# YOUR OBJECTIVE:
Your task is to copy each line of the material that holds the word "likes".

# STUDY MATERIAL:
· · · · · · ·
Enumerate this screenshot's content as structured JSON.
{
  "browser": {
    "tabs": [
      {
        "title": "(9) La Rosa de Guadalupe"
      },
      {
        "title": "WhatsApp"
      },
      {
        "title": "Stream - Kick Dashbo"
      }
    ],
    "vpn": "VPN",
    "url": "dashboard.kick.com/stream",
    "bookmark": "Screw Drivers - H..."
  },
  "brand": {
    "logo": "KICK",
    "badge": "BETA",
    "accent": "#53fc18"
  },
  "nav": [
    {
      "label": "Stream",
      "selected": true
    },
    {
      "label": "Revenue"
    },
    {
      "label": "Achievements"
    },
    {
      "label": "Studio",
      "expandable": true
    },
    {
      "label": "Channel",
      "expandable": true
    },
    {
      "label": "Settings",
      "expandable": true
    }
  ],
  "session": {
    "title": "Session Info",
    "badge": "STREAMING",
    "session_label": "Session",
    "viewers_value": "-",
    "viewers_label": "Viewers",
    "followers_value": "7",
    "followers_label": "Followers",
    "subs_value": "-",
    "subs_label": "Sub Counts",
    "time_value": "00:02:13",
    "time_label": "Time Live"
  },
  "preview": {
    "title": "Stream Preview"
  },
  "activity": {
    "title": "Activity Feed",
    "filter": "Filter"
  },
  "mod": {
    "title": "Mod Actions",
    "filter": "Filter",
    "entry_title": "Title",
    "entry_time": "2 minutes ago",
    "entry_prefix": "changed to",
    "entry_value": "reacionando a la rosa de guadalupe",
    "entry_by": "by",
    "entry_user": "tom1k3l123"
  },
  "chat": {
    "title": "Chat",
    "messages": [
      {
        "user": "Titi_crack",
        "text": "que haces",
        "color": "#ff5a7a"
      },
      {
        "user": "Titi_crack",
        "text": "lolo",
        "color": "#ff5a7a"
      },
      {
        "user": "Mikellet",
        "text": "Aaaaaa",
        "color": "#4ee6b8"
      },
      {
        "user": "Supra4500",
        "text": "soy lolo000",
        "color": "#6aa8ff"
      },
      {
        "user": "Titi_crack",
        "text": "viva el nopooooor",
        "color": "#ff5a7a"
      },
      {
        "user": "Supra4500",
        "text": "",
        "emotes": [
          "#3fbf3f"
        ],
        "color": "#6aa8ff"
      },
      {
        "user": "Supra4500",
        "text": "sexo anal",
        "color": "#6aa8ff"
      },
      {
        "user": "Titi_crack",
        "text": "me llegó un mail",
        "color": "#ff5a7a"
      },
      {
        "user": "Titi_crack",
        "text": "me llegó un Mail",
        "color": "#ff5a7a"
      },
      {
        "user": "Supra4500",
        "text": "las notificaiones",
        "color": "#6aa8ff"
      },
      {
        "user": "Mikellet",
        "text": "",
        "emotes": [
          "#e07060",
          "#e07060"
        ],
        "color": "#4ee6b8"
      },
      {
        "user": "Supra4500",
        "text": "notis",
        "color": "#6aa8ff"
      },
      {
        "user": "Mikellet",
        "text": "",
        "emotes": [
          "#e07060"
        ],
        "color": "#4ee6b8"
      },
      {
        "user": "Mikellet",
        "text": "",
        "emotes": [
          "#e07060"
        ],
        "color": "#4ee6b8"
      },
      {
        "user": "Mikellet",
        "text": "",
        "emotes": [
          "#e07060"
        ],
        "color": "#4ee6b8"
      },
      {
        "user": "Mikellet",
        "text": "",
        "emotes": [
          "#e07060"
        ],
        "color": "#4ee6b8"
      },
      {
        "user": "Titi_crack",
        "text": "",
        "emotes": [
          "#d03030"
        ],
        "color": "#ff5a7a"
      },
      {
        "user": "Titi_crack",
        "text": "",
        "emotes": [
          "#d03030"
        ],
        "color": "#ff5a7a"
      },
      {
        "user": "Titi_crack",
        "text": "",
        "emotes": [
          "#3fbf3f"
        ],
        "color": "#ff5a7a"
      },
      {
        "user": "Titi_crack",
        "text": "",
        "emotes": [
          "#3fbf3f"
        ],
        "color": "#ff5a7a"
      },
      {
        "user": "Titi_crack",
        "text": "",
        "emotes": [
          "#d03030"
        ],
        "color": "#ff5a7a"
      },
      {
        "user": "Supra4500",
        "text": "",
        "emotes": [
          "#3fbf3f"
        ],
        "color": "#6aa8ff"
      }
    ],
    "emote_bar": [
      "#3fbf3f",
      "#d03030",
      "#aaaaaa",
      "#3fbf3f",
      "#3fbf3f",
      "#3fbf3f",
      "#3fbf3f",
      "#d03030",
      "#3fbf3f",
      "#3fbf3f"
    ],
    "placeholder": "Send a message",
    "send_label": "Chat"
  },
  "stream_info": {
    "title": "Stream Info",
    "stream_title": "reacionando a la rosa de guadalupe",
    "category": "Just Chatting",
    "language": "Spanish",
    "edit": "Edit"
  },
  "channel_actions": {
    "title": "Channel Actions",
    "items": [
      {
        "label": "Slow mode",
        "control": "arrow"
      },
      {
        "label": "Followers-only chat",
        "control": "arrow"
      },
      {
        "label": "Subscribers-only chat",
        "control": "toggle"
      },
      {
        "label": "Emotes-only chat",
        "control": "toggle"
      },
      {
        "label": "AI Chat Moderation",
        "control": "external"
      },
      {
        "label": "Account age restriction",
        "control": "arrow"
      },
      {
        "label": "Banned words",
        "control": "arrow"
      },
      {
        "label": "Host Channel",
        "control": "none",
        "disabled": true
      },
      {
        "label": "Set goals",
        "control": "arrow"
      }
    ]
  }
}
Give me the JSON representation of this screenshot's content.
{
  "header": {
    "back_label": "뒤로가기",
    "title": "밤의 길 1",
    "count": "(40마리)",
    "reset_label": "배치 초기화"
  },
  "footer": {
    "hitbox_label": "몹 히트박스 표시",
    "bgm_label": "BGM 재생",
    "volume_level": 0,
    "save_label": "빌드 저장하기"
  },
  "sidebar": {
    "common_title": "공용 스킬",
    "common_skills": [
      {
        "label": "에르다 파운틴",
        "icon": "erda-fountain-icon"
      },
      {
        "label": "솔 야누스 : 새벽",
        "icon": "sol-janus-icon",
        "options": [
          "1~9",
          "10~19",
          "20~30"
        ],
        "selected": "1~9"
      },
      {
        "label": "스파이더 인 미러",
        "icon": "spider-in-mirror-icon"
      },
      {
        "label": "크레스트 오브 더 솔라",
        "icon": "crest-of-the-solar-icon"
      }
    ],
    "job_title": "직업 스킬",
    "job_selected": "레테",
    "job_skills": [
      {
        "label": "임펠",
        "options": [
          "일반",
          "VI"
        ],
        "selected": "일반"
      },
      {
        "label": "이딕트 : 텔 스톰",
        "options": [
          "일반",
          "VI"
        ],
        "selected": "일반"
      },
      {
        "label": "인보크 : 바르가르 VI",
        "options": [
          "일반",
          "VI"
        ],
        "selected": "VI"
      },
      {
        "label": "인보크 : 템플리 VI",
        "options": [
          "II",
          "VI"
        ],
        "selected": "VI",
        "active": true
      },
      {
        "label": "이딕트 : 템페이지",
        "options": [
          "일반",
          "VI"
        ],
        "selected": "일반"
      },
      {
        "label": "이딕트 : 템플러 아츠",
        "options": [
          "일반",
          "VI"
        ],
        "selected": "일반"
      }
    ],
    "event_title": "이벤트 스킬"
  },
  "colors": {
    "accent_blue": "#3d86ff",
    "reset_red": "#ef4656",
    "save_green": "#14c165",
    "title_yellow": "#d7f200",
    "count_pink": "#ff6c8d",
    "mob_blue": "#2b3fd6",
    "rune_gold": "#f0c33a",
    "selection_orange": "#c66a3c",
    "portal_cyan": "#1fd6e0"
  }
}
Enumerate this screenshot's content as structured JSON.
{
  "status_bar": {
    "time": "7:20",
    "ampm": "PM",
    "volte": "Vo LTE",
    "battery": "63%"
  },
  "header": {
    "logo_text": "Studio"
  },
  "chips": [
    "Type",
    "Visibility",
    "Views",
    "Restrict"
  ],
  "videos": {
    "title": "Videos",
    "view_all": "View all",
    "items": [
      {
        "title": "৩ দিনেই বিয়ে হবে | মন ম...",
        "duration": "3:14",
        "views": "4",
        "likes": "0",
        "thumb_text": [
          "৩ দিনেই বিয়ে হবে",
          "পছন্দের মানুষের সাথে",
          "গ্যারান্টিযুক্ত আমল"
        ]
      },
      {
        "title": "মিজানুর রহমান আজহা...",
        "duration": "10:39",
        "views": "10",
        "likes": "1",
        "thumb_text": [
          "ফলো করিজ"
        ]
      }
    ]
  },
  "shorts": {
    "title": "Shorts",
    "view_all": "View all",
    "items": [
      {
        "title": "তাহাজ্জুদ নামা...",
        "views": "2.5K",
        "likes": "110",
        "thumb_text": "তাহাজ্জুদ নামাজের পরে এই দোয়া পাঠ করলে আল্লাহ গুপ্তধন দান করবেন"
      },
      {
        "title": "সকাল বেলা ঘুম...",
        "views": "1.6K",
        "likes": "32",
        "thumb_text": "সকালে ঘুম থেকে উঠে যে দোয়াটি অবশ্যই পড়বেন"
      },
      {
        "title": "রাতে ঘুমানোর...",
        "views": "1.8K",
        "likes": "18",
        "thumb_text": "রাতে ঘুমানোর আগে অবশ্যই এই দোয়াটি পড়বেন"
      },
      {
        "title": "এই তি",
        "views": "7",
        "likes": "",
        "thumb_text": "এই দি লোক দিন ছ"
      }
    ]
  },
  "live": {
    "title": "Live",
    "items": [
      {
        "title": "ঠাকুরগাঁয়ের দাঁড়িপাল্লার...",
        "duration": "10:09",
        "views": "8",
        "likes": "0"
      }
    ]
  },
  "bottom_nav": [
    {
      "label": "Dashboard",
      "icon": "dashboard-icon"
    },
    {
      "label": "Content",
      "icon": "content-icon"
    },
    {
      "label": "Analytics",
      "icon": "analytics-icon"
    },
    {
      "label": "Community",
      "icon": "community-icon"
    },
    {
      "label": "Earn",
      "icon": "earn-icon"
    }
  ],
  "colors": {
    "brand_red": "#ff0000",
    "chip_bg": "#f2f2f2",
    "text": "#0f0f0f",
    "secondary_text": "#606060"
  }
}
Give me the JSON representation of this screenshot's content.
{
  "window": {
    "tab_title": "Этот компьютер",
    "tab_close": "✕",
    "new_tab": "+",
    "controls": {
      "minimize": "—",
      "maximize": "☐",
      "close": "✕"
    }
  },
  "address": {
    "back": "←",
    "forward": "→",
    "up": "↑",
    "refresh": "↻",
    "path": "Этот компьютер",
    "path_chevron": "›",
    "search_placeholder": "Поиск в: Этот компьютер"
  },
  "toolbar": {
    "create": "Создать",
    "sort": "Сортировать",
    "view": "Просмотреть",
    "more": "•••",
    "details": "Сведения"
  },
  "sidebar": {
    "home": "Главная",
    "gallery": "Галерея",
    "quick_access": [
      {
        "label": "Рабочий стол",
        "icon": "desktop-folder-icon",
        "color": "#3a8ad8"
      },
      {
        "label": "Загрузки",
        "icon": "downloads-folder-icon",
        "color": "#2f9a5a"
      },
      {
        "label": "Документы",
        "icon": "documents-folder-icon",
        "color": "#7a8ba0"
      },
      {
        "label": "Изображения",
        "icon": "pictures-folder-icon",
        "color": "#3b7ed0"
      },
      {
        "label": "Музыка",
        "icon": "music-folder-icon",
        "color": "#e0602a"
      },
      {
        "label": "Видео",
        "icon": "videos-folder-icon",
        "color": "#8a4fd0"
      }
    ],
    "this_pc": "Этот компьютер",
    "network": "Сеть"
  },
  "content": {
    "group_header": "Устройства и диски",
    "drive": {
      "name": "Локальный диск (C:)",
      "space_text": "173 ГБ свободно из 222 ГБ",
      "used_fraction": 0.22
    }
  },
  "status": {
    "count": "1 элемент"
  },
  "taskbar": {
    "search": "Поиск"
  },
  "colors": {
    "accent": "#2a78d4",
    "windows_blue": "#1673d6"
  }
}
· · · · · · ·
# SOLVED EXERCISE:
        "likes": "0",
        "likes": "1",
        "likes": "110",
        "likes": "32",
        "likes": "18",
        "likes": "",
        "likes": "0"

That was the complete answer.